A foremost proponent of the Universal Declaration of Human Rights, Eleanor Roosevelt, once said it is not enough to talk about peace. One must believe in it. And it is not enough to believe in it. One must work at it.

Or biblically speaking: “Faith without action is dead.”

As we celebrate the 70th anniversary of the UDHR this year, we are reminded of our duty to go beyond talking about human rights, peace, security and development.

Indeed, the Philippines reaffirms its commitment to the spirit of MULTILATERALISM embodied in the very creation of the United Nations and in the work and aspirations of this Council. Constructive engagement in a multilateral context is badly needed in our world today. We need to ENGAGE and act, and not merely NAME AND SHAME.

As an original member of the Council in 2006, the Philippines helped the institutionalization of this body. Then and now, we believe that nations must try to seek ways on how we could further contribute to the noble and necessary mission of the Human Rights Council to promote and protect human rights and fundamental freedoms of our people.

The Philippines was among the first members of the United Nations Commission on Human Rights. It helped draft the Universal Declaration of Human Rights in 1947. As such, we think WE KNOW when its invocation is appropriate and when it is a SHAM, POLITICIZED and WEAPONIZED.

Ladies and gentlemen, Excellencies, Mr. President,

Never in the whole of human history have we been more connected with the ability to help one another, and yet we are living in the most challenging times. Protracted wars and terrorism, human trafficking and smuggling, illegal drugs destroying families, communities and even countries, and rampant criminality organized and funded sufficiently to threaten states as much as foreign enemies can do.

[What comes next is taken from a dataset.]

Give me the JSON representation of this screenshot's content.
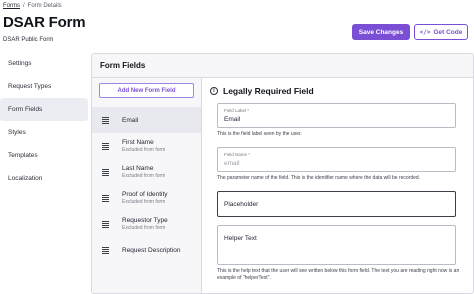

The Philippines stands ready to face and overcome these challenges through TAPANG and MALASAKIT—boldness/bravery and genuine concern for human rights.

Tapang at Malasakit mula sa Pilipinong Maka DIYOS at Maka Bayan! END